### Listed entries
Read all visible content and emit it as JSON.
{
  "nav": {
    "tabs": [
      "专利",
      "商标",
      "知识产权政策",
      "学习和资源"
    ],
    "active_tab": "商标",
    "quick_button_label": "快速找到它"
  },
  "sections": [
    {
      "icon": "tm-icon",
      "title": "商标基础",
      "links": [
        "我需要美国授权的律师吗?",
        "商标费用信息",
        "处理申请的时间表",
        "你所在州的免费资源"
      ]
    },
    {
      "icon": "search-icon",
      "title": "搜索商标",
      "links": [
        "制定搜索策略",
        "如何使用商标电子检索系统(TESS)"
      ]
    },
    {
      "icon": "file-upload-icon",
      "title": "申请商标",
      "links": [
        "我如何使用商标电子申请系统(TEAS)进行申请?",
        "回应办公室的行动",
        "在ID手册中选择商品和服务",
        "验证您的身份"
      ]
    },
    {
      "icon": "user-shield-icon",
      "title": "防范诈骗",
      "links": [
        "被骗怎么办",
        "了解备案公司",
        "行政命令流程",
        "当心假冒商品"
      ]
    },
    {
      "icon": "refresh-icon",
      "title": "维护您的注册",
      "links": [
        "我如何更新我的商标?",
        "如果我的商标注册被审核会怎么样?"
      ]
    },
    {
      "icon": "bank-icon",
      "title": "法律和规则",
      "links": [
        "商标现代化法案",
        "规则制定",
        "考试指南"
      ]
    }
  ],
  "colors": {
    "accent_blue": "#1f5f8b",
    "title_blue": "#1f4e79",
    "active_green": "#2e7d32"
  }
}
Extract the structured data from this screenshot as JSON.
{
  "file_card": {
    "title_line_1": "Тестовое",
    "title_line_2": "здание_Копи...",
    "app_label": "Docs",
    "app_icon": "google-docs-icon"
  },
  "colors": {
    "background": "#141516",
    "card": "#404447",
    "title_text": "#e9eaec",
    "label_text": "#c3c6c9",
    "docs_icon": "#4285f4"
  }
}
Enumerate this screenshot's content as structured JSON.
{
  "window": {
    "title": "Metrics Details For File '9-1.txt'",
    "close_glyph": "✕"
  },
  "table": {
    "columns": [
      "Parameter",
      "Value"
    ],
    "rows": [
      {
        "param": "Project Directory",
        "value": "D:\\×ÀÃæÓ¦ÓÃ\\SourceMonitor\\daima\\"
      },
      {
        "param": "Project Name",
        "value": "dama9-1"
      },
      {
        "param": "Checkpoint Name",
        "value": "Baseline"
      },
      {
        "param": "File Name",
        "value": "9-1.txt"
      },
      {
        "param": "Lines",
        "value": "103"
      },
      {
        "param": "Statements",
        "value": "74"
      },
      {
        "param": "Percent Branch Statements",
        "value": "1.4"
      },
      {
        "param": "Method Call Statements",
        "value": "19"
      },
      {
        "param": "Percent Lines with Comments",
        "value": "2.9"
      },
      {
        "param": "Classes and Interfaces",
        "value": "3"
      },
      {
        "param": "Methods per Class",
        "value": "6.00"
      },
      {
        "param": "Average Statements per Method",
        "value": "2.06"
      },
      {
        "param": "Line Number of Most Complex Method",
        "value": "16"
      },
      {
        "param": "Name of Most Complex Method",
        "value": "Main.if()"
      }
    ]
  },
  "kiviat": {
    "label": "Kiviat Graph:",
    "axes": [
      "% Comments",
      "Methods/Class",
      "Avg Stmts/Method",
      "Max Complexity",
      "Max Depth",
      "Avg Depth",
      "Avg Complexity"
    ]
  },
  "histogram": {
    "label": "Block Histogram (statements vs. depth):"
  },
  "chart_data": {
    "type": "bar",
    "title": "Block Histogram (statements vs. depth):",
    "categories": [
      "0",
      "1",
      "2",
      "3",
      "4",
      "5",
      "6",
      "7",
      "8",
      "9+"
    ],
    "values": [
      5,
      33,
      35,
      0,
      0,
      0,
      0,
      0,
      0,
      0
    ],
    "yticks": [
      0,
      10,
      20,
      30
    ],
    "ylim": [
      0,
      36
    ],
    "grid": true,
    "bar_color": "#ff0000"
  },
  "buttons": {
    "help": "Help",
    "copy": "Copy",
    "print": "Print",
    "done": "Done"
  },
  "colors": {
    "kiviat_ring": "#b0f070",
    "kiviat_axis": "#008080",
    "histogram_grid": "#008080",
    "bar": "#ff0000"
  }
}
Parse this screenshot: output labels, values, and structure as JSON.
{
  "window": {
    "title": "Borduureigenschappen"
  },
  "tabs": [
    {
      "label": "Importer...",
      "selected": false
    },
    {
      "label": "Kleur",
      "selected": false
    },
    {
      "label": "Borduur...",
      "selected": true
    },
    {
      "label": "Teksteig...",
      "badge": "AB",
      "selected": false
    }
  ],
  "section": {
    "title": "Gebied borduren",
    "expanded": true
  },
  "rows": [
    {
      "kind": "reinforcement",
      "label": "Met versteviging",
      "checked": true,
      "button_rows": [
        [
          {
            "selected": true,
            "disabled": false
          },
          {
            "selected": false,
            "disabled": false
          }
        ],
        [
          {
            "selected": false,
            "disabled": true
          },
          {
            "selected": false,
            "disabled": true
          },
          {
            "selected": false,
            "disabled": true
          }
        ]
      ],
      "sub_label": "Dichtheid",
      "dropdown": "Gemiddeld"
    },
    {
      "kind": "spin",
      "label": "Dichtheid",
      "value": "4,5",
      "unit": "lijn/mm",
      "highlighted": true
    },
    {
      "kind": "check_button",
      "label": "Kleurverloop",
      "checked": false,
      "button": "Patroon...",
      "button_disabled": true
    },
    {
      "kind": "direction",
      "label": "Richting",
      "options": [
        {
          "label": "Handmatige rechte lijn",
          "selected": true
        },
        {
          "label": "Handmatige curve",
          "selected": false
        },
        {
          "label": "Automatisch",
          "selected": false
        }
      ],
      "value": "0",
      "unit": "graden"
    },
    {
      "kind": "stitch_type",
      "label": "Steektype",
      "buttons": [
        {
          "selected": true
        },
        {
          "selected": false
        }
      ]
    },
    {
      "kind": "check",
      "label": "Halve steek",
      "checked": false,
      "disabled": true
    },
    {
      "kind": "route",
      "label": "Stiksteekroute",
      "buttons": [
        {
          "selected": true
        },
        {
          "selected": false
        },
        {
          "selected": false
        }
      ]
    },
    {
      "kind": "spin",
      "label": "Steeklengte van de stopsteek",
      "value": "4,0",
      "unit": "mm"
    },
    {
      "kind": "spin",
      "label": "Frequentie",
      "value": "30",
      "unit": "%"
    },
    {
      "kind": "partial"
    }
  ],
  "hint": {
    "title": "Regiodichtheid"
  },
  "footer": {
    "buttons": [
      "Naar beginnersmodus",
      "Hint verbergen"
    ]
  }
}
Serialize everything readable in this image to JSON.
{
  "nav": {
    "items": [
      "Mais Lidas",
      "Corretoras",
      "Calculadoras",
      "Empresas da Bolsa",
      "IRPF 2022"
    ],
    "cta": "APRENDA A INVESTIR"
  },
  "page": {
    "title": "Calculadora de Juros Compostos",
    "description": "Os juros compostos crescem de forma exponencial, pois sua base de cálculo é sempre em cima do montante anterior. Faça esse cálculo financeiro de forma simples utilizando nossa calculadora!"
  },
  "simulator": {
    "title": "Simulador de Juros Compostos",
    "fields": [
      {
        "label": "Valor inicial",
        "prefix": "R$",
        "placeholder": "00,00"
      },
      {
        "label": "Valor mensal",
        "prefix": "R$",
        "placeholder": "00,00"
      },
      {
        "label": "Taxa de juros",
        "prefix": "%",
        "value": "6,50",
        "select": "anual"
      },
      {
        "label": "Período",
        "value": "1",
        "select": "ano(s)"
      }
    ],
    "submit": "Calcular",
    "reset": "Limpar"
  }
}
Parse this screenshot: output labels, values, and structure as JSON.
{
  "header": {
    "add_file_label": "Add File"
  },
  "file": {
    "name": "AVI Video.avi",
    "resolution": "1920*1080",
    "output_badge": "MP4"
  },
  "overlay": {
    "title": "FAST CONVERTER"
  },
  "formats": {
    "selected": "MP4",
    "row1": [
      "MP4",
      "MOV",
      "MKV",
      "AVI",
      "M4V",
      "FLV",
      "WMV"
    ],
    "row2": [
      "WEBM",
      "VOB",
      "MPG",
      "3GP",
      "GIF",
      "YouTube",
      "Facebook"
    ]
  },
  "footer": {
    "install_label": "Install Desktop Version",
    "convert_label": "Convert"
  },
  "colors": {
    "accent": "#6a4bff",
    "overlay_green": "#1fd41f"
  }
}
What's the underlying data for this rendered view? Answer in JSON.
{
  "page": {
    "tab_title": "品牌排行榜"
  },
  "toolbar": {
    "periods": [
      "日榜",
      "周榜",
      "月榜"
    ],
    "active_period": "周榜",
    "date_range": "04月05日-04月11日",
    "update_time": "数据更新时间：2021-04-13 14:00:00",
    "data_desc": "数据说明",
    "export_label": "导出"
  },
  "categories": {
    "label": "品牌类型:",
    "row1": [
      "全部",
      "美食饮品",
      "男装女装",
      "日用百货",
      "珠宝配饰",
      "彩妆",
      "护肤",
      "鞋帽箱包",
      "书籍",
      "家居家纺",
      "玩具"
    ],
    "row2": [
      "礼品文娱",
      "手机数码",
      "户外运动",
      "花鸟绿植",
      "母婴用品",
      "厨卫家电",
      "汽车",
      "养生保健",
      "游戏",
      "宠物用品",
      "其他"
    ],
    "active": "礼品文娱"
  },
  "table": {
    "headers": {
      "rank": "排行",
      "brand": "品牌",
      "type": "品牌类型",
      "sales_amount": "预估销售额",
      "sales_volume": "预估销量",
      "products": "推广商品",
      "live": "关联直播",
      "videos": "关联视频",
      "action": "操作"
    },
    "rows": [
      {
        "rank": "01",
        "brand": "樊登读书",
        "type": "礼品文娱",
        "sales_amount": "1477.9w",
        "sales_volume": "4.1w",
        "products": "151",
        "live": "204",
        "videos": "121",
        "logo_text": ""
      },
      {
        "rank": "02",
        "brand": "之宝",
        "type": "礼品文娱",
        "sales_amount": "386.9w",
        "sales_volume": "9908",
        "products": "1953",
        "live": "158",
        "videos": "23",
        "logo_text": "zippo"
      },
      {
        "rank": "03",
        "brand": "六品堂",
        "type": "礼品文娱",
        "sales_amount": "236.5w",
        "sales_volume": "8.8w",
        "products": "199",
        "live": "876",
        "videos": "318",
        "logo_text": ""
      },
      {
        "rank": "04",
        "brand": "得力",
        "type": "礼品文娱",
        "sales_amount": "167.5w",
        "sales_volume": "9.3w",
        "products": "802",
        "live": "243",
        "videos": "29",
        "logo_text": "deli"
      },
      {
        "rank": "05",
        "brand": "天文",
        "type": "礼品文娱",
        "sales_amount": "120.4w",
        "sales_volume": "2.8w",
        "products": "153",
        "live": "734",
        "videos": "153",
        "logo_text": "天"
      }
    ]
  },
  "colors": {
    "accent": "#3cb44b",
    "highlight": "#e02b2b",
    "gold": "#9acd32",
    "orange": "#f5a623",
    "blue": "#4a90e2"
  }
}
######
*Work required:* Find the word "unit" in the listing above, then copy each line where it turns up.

*Result below:*
      "unit": "lijn/mm",
      "unit": "graden"
      "unit": "mm"
      "unit": "%"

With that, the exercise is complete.